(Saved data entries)
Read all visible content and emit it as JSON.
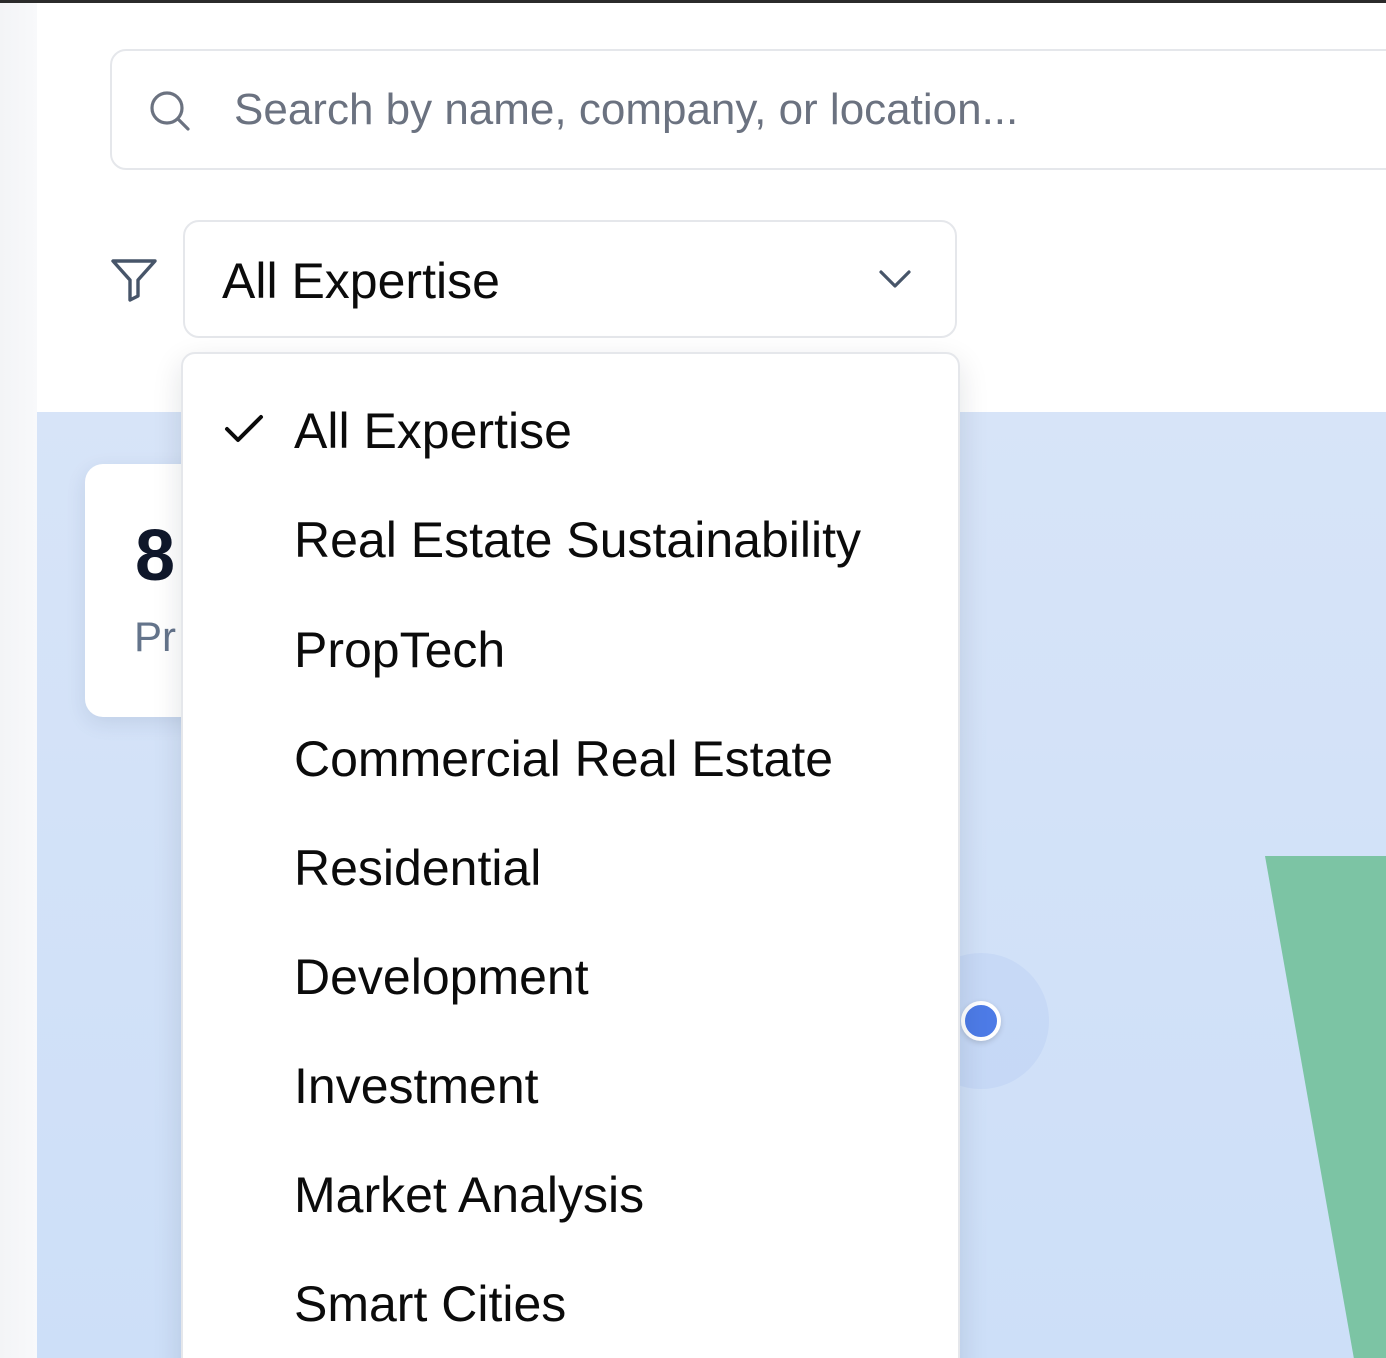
{
  "search": {
    "placeholder": "Search by name, company, or location...",
    "value": ""
  },
  "filter": {
    "selected": "All Expertise",
    "options": [
      {
        "label": "All Expertise",
        "checked": true
      },
      {
        "label": "Real Estate Sustainability",
        "checked": false
      },
      {
        "label": "PropTech",
        "checked": false
      },
      {
        "label": "Commercial Real Estate",
        "checked": false
      },
      {
        "label": "Residential",
        "checked": false
      },
      {
        "label": "Development",
        "checked": false
      },
      {
        "label": "Investment",
        "checked": false
      },
      {
        "label": "Market Analysis",
        "checked": false
      },
      {
        "label": "Smart Cities",
        "checked": false
      }
    ]
  },
  "stats": {
    "number_visible": "8",
    "label_visible": "Pr"
  },
  "icons": {
    "search": "search-icon",
    "filter": "filter-icon",
    "chevron": "chevron-down-icon",
    "check": "check-icon"
  },
  "colors": {
    "map_water": "#d3e2f8",
    "map_land": "#7cc4a4",
    "marker": "#4d7be6",
    "text_primary": "#0b0b0b",
    "text_muted": "#6b7280",
    "border": "#e5e7eb"
  }
}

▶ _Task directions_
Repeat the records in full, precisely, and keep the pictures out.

▶ _Your solution_
Read all visible content and emit it as JSON.
{
  "search": {
    "placeholder": "Search by name, company, or location...",
    "value": ""
  },
  "filter": {
    "selected": "All Expertise",
    "options": [
      {
        "label": "All Expertise",
        "checked": true
      },
      {
        "label": "Real Estate Sustainability",
        "checked": false
      },
      {
        "label": "PropTech",
        "checked": false
      },
      {
        "label": "Commercial Real Estate",
        "checked": false
      },
      {
        "label": "Residential",
        "checked": false
      },
      {
        "label": "Development",
        "checked": false
      },
      {
        "label": "Investment",
        "checked": false
      },
      {
        "label": "Market Analysis",
        "checked": false
      },
      {
        "label": "Smart Cities",
        "checked": false
      }
    ]
  },
  "stats": {
    "number_visible": "8",
    "label_visible": "Pr"
  },
  "icons": {
    "search": "search-icon",
    "filter": "filter-icon",
    "chevron": "chevron-down-icon",
    "check": "check-icon"
  },
  "colors": {
    "map_water": "#d3e2f8",
    "map_land": "#7cc4a4",
    "marker": "#4d7be6",
    "text_primary": "#0b0b0b",
    "text_muted": "#6b7280",
    "border": "#e5e7eb"
  }
}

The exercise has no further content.